“Scotland are playing well and have come a long way, Vern Cotter has done a great job here, he has developed the players and there is a real passion about them now. But I would just put them fourth.
“I think they have still got some quality players, but they have not been playing well – they had a very poor Autumn series, these guys – with it being a Lions year, have to step up and perform as they won’t do well in the Six Nations and then won’t get on the Lions tour. I don’t think they have a great front-row and that doesn’t help as it puts pressure on the scrum although their back-five is very good. They should have a good side – they have got players who have performed, and they need to do so again.
“I think as it stands the big favourites to come last are Italy, it is going to be a massive ask for them to step up to the plate this season. They beat South Africa in the Autumn but then they lost to Tonga. I am quite confident in Conor O’Shea’s abilities but it is whether he has the building blocks to perform at a higher level. He knows how to get teams playing, and how to get them playing at a high level.

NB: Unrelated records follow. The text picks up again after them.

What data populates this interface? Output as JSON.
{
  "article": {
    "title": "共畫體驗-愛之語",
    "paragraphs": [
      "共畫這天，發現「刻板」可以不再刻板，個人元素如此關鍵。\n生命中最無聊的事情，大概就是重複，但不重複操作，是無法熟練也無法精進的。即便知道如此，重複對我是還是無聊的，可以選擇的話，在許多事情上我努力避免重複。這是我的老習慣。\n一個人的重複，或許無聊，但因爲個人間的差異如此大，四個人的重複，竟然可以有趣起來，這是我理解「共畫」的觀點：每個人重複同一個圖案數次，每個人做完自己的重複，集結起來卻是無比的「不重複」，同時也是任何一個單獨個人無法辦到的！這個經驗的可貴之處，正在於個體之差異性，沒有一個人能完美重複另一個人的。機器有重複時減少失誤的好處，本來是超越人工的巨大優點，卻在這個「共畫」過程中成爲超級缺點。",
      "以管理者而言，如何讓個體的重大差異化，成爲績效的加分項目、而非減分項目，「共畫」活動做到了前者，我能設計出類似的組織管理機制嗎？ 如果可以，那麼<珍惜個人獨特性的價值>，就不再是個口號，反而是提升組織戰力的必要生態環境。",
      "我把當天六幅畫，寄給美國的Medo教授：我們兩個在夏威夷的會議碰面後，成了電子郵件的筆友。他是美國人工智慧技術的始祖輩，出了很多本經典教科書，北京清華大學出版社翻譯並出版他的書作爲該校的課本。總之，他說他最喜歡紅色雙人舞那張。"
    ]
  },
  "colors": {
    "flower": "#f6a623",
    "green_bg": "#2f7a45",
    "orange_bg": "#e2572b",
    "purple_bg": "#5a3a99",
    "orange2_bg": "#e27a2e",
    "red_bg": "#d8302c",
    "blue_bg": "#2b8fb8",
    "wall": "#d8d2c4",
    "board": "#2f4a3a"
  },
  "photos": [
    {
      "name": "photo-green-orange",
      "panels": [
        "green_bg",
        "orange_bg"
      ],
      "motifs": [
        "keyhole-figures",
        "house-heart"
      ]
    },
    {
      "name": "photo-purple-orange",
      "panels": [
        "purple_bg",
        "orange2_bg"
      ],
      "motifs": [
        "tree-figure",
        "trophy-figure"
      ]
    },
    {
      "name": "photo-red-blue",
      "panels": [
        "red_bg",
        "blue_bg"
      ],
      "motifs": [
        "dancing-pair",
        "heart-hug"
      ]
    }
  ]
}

I don’t think there are many people in the world who could do as good as job with Italy as Conor.”
The Bookie says
The bookmakers seem to believe it is a one-horse race, and we spoke with Boyle Sports’ Leon Blanche about how they rated the market ahead of the start of the tournament.
“The whole tournament has the prospect of being more expansive with the bonus point and I think the fans can look forward to an outstanding tournament,” Blanche told TheGamblingTimes.com.
“England, if you look at them over the past 12 months, are the best side when you look at the six competing countries and they are the reigning champions and it is up to the others to knock them off, but if you look at second favourites Ireland they have done so much right over the same period and Joe Schmidt is developing a wonderful squad. And perhaps Ireland have had that luck this time around where they have England and France in Dublin.
“The French are rebuilding their team at the minute, the fact it is 8/1 bar does show you the winner is likely to come from England or Ireland.
“Prices for a Grand Slam winner, the favourite is no slam winner at 10/11 and then England 5/6 and Ireland at 9/4 and for most rugby fans the hope must be that the final game between those two will be setup nicely – that could be an enthralling game in Dublin. If both countries can win the opening games and set-it-up for a winner takes all, it could be one of the biggest games in 6 Nations history.”
Very had to see past England and Ireland battling It out for top-two, but Scotland could be an interesting outsider and that opening game with the Irish at Murrayfield gives them a chance to pull off of a shock.